> [PROMPT]
What lines in the material hold the string "Artikel"? Return every one of them.

> [MATERIALS PROVIDED]
• • • • •
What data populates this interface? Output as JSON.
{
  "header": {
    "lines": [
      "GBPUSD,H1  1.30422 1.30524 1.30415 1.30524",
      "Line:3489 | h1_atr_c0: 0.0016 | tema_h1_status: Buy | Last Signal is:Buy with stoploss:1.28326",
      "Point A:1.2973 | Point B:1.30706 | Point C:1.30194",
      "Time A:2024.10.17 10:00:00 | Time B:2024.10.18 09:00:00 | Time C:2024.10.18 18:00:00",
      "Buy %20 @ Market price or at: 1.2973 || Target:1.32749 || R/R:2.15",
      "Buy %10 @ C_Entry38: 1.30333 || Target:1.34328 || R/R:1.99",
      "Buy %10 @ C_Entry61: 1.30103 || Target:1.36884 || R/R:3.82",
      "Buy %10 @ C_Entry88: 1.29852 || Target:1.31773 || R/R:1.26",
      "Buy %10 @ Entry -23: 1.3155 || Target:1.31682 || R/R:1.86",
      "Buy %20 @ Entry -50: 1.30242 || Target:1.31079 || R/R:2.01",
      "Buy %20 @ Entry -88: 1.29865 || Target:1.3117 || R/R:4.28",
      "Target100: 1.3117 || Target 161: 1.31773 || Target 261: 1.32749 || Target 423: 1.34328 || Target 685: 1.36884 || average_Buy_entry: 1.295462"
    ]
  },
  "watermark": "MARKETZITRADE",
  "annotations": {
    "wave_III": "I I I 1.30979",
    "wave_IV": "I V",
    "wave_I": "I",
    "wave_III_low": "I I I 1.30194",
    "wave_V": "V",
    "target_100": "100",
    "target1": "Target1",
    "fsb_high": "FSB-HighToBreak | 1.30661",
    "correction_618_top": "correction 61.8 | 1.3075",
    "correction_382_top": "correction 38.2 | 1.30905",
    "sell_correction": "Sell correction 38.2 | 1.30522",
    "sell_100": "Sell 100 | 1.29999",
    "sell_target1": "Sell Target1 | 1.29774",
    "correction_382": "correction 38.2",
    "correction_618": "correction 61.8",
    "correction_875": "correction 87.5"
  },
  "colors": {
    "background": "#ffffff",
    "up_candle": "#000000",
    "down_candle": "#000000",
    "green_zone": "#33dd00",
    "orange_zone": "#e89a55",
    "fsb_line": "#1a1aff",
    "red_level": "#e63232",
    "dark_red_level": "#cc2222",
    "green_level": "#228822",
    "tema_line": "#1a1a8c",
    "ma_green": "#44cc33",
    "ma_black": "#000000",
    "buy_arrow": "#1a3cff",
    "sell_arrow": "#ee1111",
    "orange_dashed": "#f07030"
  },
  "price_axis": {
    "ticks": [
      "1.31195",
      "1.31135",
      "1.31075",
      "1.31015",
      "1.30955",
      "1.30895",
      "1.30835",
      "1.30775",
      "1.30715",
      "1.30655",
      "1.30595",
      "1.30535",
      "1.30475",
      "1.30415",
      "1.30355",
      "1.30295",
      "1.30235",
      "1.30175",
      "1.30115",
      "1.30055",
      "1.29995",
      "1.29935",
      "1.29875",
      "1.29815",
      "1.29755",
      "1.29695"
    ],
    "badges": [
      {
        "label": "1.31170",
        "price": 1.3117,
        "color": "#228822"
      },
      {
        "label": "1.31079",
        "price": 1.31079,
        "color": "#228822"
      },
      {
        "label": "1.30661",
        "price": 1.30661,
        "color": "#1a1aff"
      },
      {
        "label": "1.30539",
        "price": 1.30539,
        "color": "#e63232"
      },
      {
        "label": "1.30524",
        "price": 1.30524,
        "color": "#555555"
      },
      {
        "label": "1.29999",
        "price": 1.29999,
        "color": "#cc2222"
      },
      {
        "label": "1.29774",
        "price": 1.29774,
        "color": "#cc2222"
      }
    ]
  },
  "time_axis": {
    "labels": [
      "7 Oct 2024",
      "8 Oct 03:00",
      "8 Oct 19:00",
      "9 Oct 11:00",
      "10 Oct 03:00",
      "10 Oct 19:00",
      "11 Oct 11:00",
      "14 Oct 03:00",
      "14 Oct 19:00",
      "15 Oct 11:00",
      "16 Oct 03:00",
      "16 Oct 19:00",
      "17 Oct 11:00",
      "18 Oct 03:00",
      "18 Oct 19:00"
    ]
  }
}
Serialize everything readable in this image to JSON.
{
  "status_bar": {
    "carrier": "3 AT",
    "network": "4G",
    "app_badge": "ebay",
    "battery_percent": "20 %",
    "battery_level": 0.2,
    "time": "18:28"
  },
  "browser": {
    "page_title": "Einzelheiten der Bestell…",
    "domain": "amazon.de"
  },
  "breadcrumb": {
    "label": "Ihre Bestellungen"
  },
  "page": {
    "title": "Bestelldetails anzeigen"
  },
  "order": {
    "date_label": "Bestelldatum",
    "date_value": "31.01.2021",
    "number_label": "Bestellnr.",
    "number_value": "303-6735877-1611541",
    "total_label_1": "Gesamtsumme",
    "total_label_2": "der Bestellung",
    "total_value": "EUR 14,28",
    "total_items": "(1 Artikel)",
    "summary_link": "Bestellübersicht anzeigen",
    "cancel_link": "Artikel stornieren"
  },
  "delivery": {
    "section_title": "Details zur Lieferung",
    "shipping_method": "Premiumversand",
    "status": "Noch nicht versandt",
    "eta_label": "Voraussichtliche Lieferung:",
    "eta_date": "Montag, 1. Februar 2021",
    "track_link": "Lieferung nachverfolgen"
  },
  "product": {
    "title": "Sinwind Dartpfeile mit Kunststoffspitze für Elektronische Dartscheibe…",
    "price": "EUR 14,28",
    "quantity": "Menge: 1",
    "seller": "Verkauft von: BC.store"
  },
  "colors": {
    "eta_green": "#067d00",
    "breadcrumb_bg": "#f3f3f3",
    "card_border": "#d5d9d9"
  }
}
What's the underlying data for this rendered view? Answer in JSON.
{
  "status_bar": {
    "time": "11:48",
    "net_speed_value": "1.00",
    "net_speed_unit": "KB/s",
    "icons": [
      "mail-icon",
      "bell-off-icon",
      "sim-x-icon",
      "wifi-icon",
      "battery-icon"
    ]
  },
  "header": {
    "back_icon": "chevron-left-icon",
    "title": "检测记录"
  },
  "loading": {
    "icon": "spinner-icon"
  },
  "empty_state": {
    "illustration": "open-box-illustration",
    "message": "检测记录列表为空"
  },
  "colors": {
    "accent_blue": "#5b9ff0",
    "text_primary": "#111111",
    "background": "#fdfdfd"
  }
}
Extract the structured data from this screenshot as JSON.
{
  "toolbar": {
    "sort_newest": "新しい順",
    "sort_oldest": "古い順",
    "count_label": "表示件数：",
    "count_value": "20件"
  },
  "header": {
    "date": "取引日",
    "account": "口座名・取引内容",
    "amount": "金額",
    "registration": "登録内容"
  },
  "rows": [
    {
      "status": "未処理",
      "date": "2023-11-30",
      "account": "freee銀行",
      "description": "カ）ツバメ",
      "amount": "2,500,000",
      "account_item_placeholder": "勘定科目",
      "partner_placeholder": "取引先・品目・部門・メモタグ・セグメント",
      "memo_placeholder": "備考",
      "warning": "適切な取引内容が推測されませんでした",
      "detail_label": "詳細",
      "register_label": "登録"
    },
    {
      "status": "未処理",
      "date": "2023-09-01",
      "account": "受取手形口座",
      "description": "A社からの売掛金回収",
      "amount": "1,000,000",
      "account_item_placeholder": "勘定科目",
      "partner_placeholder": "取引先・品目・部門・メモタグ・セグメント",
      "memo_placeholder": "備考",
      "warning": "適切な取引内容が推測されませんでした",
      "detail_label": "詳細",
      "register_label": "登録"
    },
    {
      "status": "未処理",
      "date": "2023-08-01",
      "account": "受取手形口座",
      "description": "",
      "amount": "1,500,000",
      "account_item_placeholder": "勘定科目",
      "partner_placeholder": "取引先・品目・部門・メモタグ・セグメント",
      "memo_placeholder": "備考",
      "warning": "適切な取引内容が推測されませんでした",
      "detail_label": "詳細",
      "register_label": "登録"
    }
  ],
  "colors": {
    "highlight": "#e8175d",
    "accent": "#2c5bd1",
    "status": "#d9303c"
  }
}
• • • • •
> [RESULT]
    "total_items": "(1 Artikel)",
    "cancel_link": "Artikel stornieren"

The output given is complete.